Takeout seems to be the one luxury you can afford in NYC without worrying about how it will affect your lifestyle. Good, cheap takeout (GCT) should never be confused with dirty, cheap takeout in which case the money saved doesn't alleviate the stomach pains earned. GCT saves you money. GCT amuses your taste buds. GCT does the dishes for you. GCT won't fill your kitchen with smoke because you forgot there was bread in the oven.

Tonight I'm embracing takeout, so no recipes here. And it's the weekend, so maybe you should kick your feet up and do the same! Back to the stove tomorrow....


9/6/11

Poof, (blues) be gone.


I had a dream. A dream about soup and sandwiches.

More specifically: Creamy Tomato Soup + Grilled Cheese -- comfort food, defined.

I'm not sure if it's the gloomy weather, or the end-of-summer doldrums, but something about a simple soup and cheesy sandwich seems so right.

If I'm eating this, the corners of my mouth are slightly, almost undetectably turned up.
If I'm eating this on a rainy day, watching a movie and refusing to change out of my sweatpants, things just got magical.

I'm doing something right.
When you're making a meal as simple as this, the only thing you need to worry about is using the best ingredients you can get your little, comfort food-lovin' paws on. A proper grilled cheese shouldn't have any orange cheese in the middle. Last I checked, milk only comes in one color...white.

Get crazy with it. Be creative with a mash up of cheeses and condiments. Maybe even do a little dance while the sandwich fries. Just ideas, folks:

Fontina + Pickled Figs.
Brie + Green Apple.
Gruyere + Caramelized Onions.
Chevre + Olive Tapenade.

YES.
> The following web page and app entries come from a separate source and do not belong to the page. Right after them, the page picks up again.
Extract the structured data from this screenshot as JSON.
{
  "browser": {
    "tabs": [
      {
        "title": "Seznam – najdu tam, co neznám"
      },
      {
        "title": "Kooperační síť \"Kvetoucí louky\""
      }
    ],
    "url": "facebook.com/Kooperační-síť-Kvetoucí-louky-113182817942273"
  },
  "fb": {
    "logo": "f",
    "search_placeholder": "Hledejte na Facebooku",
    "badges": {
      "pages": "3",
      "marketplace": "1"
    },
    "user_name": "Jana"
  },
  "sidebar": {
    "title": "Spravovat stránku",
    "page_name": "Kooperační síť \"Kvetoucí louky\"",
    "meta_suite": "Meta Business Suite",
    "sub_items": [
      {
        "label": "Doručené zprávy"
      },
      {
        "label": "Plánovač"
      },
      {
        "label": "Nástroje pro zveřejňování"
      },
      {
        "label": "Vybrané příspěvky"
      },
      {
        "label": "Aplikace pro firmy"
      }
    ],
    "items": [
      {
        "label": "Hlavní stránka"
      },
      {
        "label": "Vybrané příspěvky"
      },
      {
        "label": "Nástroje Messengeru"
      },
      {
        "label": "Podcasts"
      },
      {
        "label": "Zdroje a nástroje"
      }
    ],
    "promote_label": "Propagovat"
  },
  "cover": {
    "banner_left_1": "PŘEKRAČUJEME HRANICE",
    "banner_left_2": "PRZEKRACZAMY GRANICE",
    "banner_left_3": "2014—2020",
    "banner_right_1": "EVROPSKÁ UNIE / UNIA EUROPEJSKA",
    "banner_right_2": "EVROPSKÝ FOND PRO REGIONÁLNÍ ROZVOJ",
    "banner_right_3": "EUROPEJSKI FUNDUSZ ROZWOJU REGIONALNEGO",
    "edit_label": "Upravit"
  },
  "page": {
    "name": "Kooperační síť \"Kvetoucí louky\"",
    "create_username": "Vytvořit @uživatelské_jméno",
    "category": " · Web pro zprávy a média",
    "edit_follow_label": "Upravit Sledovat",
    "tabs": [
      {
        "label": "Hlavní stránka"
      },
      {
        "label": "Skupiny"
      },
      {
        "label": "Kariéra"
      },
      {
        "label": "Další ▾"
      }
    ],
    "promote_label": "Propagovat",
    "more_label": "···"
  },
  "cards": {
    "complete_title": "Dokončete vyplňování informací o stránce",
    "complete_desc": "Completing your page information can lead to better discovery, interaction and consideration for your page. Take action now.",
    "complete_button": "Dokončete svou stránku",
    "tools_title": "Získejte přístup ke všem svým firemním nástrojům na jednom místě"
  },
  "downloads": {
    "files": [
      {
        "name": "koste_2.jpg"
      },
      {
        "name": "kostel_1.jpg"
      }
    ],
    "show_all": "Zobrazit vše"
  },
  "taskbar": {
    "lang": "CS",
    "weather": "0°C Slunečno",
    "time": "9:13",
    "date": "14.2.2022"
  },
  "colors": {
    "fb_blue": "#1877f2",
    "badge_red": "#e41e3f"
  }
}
As for the soup, this recipe is pretty perfect. San Marzano tomatoes and fresh herbs are the stars here. Plus, sandwich bread replaces the need for cream, which makes my stomach all kinds of happy.

Do yourself a favor: Make a big pot, don your favorite lazy outfit and bask in the sweet simplicity of a rainy day dinner. Post-summer blues don't stand a chance.
 
Look Ma' No Cream! Creamy Tomato Soup
Serves 6-8
2 Tbs. olive oil
3 shallots, sliced
1 garlic clove, sliced
1 medium carrot, sliced
2 tsp. fresh thyme, chopped
3 (14-ounce) cans whole San Marzano tomatoes
1 Tbs. brown sugar
3 pieces fresh white sandwich bread, crusts removed, torn into pieces
2 cups low-sodium vegetable stock
1/2 cup fresh basil, finely sliced (to garnish)
salt and pepper to taste
 
 
Heat oil in a large saucepan over medium-high heat and add shallots, garlic and carrot and saute until the shallots and garlic are translucent and carrots are softened, about 4 minutes.
 
 
Add the tomatoes, thyme, sugar, and bread, and stir together, gently breaking down the tomatoes as you go. Bring to a boil and then lower the heat so the soup simmers and continue to cook until the bread is saturated and begins to break down into the soup.
 
 
Using an immersion blender (or transfer to a traditional blender in batches), puree the soup until smooth. Add the stock, return to a boil and season to taste.
 
 
Serve immediately and top each bowl with a drizzle of olive oil and fresh basil.